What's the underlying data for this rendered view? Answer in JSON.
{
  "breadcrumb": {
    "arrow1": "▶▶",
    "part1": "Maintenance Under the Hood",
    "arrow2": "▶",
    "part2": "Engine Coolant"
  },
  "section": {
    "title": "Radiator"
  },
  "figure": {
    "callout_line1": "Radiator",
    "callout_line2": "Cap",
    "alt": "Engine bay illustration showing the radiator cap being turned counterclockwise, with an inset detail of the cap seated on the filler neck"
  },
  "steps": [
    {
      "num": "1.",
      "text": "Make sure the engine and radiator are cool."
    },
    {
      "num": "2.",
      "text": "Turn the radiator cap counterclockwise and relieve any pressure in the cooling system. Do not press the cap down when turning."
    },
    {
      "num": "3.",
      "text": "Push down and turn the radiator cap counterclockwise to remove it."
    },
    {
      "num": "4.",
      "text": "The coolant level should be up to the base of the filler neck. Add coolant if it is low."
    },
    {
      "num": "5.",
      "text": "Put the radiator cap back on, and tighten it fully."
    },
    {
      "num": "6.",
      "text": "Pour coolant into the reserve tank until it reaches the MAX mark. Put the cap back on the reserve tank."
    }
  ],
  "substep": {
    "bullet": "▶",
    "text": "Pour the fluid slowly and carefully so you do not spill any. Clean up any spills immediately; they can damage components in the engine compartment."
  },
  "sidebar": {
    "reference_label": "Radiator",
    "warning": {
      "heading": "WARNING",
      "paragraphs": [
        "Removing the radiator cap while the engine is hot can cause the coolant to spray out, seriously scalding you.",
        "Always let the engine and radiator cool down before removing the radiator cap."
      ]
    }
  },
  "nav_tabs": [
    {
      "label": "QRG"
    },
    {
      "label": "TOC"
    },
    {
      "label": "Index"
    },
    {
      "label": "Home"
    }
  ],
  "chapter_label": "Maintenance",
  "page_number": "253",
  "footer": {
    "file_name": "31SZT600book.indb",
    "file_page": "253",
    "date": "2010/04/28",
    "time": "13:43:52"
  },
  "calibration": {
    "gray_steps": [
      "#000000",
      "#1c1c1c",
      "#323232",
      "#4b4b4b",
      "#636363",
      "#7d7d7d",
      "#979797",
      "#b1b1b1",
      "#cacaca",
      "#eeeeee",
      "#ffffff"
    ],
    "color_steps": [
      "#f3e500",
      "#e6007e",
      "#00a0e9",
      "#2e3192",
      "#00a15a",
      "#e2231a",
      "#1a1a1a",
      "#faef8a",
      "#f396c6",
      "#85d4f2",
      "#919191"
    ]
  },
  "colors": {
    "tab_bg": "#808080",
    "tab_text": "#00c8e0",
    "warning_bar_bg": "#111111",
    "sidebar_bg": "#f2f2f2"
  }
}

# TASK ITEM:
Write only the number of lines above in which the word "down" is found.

# RESPONSE:
3